• ABOUT THIS EXERCISE: Write out the records again, exactly, leaving none out.

(Stored dataset items)
◆ ◆ ◆ ◆ ◆ ◆ ◆
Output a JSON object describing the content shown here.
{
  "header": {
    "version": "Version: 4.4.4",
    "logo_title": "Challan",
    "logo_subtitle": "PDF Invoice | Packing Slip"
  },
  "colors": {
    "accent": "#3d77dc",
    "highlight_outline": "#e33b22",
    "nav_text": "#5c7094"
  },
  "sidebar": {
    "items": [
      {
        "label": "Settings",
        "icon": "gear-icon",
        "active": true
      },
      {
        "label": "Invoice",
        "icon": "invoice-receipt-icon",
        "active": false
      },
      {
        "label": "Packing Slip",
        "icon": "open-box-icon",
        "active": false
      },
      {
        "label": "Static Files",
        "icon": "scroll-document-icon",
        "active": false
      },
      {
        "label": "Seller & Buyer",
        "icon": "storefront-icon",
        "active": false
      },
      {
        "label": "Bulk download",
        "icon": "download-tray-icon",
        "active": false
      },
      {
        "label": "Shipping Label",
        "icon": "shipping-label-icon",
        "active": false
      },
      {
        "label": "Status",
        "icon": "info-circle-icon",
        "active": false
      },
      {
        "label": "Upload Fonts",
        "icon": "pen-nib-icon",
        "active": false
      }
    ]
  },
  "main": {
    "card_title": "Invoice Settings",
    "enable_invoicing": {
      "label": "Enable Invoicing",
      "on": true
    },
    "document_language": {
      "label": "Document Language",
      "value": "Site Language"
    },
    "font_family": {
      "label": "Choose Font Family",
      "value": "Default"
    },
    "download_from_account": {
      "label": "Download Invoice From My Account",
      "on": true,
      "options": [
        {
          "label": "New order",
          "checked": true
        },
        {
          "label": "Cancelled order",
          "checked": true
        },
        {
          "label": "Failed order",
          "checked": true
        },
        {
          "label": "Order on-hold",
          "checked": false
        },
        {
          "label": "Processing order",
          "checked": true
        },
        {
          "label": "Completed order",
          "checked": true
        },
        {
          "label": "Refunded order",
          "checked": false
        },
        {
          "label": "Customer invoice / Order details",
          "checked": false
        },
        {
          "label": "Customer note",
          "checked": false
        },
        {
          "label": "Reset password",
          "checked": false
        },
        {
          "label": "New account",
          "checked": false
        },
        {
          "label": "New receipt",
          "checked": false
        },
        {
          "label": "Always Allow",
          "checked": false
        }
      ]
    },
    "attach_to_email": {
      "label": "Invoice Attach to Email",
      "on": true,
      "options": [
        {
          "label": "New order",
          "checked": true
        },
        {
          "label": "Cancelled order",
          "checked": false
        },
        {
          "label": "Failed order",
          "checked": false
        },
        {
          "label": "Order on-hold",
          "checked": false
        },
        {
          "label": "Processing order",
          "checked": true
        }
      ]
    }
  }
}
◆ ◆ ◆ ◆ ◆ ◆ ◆
• SOLUTION TO THIS TASK:
Output a JSON object describing the content shown here.
{
  "header": {
    "version": "Version: 4.4.4",
    "logo_title": "Challan",
    "logo_subtitle": "PDF Invoice | Packing Slip"
  },
  "colors": {
    "accent": "#3d77dc",
    "highlight_outline": "#e33b22",
    "nav_text": "#5c7094"
  },
  "sidebar": {
    "items": [
      {
        "label": "Settings",
        "icon": "gear-icon",
        "active": true
      },
      {
        "label": "Invoice",
        "icon": "invoice-receipt-icon",
        "active": false
      },
      {
        "label": "Packing Slip",
        "icon": "open-box-icon",
        "active": false
      },
      {
        "label": "Static Files",
        "icon": "scroll-document-icon",
        "active": false
      },
      {
        "label": "Seller & Buyer",
        "icon": "storefront-icon",
        "active": false
      },
      {
        "label": "Bulk download",
        "icon": "download-tray-icon",
        "active": false
      },
      {
        "label": "Shipping Label",
        "icon": "shipping-label-icon",
        "active": false
      },
      {
        "label": "Status",
        "icon": "info-circle-icon",
        "active": false
      },
      {
        "label": "Upload Fonts",
        "icon": "pen-nib-icon",
        "active": false
      }
    ]
  },
  "main": {
    "card_title": "Invoice Settings",
    "enable_invoicing": {
      "label": "Enable Invoicing",
      "on": true
    },
    "document_language": {
      "label": "Document Language",
      "value": "Site Language"
    },
    "font_family": {
      "label": "Choose Font Family",
      "value": "Default"
    },
    "download_from_account": {
      "label": "Download Invoice From My Account",
      "on": true,
      "options": [
        {
          "label": "New order",
          "checked": true
        },
        {
          "label": "Cancelled order",
          "checked": true
        },
        {
          "label": "Failed order",
          "checked": true
        },
        {
          "label": "Order on-hold",
          "checked": false
        },
        {
          "label": "Processing order",
          "checked": true
        },
        {
          "label": "Completed order",
          "checked": true
        },
        {
          "label": "Refunded order",
          "checked": false
        },
        {
          "label": "Customer invoice / Order details",
          "checked": false
        },
        {
          "label": "Customer note",
          "checked": false
        },
        {
          "label": "Reset password",
          "checked": false
        },
        {
          "label": "New account",
          "checked": false
        },
        {
          "label": "New receipt",
          "checked": false
        },
        {
          "label": "Always Allow",
          "checked": false
        }
      ]
    },
    "attach_to_email": {
      "label": "Invoice Attach to Email",
      "on": true,
      "options": [
        {
          "label": "New order",
          "checked": true
        },
        {
          "label": "Cancelled order",
          "checked": false
        },
        {
          "label": "Failed order",
          "checked": false
        },
        {
          "label": "Order on-hold",
          "checked": false
        },
        {
          "label": "Processing order",
          "checked": true
        }
      ]
    }
  }
}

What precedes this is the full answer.